About this exercise:
Set down the entries below exactly, leaving out all images.

Task data:

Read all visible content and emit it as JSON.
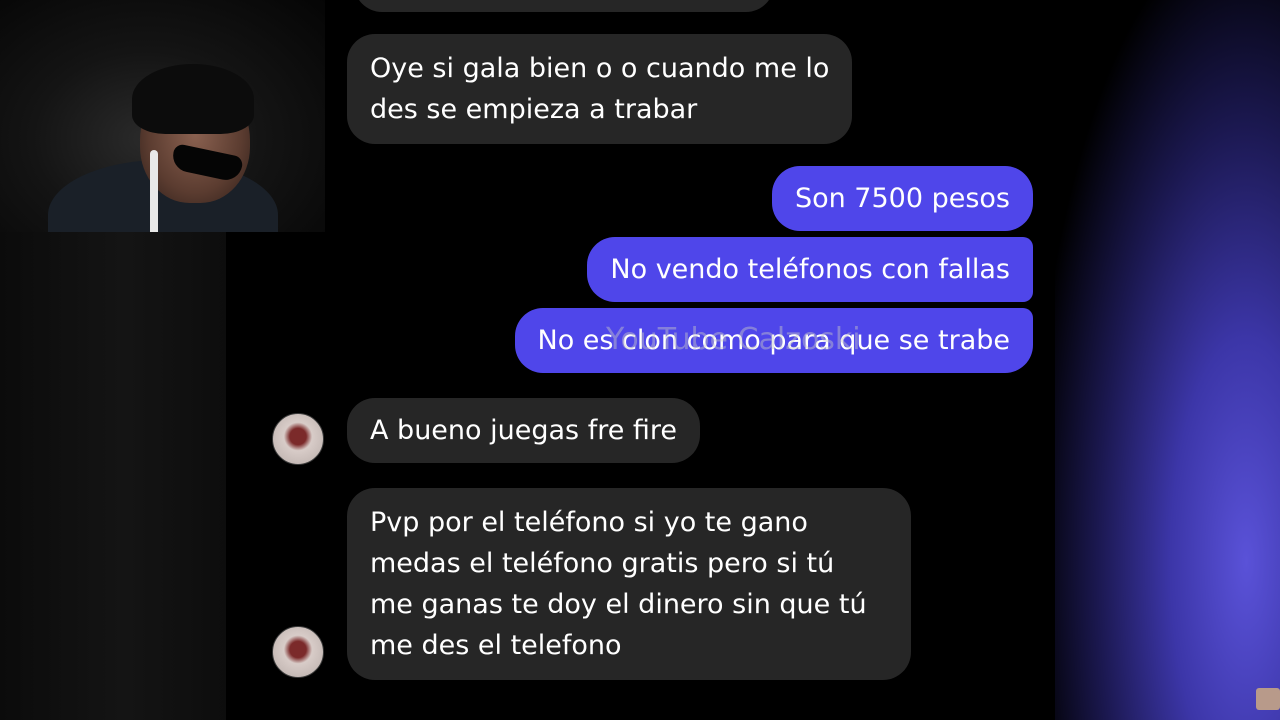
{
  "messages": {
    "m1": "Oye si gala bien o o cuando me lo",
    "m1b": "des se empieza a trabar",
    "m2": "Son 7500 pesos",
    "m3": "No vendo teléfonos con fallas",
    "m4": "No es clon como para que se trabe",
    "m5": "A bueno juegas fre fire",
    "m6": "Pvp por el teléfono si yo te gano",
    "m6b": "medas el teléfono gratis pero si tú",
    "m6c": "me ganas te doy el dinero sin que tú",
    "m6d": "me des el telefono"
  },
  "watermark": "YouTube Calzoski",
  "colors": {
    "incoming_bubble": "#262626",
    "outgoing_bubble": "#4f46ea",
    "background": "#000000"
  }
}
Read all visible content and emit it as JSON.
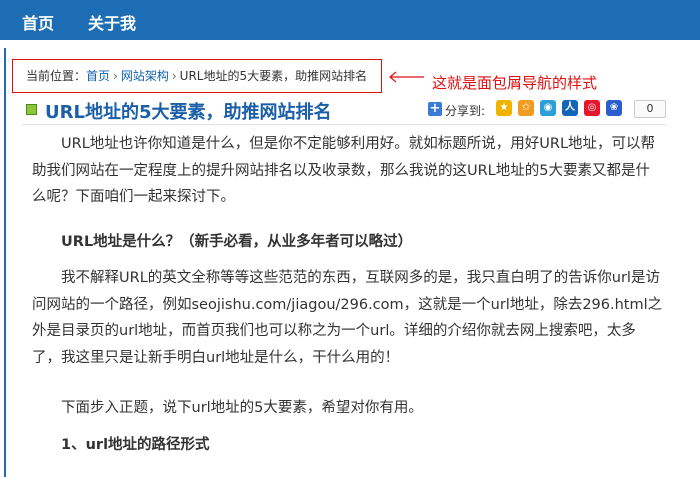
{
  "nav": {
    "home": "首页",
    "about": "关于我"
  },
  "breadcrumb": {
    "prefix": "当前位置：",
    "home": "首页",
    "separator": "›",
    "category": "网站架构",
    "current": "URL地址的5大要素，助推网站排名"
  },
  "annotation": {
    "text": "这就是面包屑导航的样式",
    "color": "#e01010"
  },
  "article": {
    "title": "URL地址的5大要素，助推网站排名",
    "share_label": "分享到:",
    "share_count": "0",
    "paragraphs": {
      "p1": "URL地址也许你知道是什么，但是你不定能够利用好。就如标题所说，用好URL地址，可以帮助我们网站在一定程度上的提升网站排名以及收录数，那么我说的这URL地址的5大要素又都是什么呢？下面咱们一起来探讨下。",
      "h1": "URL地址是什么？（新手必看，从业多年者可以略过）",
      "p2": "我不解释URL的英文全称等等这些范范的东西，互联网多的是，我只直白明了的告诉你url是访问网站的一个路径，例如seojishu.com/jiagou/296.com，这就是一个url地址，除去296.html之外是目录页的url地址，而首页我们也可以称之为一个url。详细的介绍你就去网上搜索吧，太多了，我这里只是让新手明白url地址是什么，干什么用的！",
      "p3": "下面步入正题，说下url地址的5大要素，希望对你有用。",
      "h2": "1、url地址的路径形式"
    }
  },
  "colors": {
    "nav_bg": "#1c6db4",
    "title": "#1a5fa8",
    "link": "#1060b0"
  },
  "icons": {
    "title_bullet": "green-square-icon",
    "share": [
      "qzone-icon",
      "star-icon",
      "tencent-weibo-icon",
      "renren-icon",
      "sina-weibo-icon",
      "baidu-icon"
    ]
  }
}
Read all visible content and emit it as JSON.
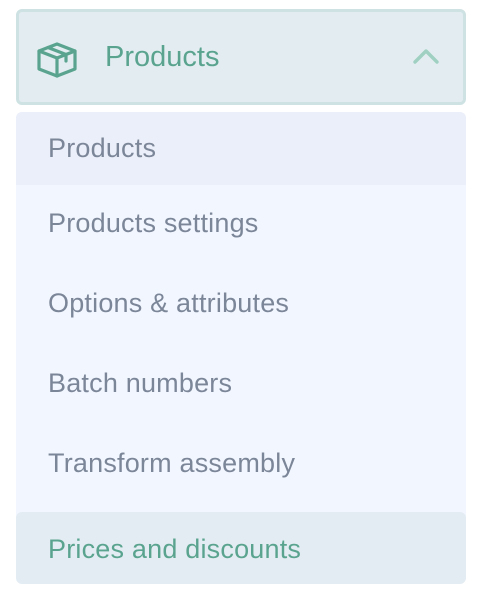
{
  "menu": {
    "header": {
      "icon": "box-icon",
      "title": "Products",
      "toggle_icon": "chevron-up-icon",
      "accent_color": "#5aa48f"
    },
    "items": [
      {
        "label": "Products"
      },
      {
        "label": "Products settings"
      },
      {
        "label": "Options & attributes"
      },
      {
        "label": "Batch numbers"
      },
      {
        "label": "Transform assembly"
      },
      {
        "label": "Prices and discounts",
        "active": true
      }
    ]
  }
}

Exercise response:
Read all visible content and emit it as JSON.
{
  "messages": {
    "m1": "Oye si gala bien o o cuando me lo",
    "m1b": "des se empieza a trabar",
    "m2": "Son 7500 pesos",
    "m3": "No vendo teléfonos con fallas",
    "m4": "No es clon como para que se trabe",
    "m5": "A bueno juegas fre fire",
    "m6": "Pvp por el teléfono si yo te gano",
    "m6b": "medas el teléfono gratis pero si tú",
    "m6c": "me ganas te doy el dinero sin que tú",
    "m6d": "me des el telefono"
  },
  "watermark": "YouTube Calzoski",
  "colors": {
    "incoming_bubble": "#262626",
    "outgoing_bubble": "#4f46ea",
    "background": "#000000"
  }
}
Read all visible content and emit it as JSON.
{
  "nav": {
    "home": "首页",
    "about": "关于我"
  },
  "breadcrumb": {
    "prefix": "当前位置：",
    "home": "首页",
    "separator": "›",
    "category": "网站架构",
    "current": "URL地址的5大要素，助推网站排名"
  },
  "annotation": {
    "text": "这就是面包屑导航的样式",
    "color": "#e01010"
  },
  "article": {
    "title": "URL地址的5大要素，助推网站排名",
    "share_label": "分享到:",
    "share_count": "0",
    "paragraphs": {
      "p1": "URL地址也许你知道是什么，但是你不定能够利用好。就如标题所说，用好URL地址，可以帮助我们网站在一定程度上的提升网站排名以及收录数，那么我说的这URL地址的5大要素又都是什么呢？下面咱们一起来探讨下。",
      "h1": "URL地址是什么？（新手必看，从业多年者可以略过）",
      "p2": "我不解释URL的英文全称等等这些范范的东西，互联网多的是，我只直白明了的告诉你url是访问网站的一个路径，例如seojishu.com/jiagou/296.com，这就是一个url地址，除去296.html之外是目录页的url地址，而首页我们也可以称之为一个url。详细的介绍你就去网上搜索吧，太多了，我这里只是让新手明白url地址是什么，干什么用的！",
      "p3": "下面步入正题，说下url地址的5大要素，希望对你有用。",
      "h2": "1、url地址的路径形式"
    }
  },
  "colors": {
    "nav_bg": "#1c6db4",
    "title": "#1a5fa8",
    "link": "#1060b0"
  },
  "icons": {
    "title_bullet": "green-square-icon",
    "share": [
      "qzone-icon",
      "star-icon",
      "tencent-weibo-icon",
      "renren-icon",
      "sina-weibo-icon",
      "baidu-icon"
    ]
  }
}
Read all visible content and emit it as JSON.
{
  "menu": {
    "header": {
      "icon": "box-icon",
      "title": "Products",
      "toggle_icon": "chevron-up-icon",
      "accent_color": "#5aa48f"
    },
    "items": [
      {
        "label": "Products"
      },
      {
        "label": "Products settings"
      },
      {
        "label": "Options & attributes"
      },
      {
        "label": "Batch numbers"
      },
      {
        "label": "Transform assembly"
      },
      {
        "label": "Prices and discounts",
        "active": true
      }
    ]
  }
}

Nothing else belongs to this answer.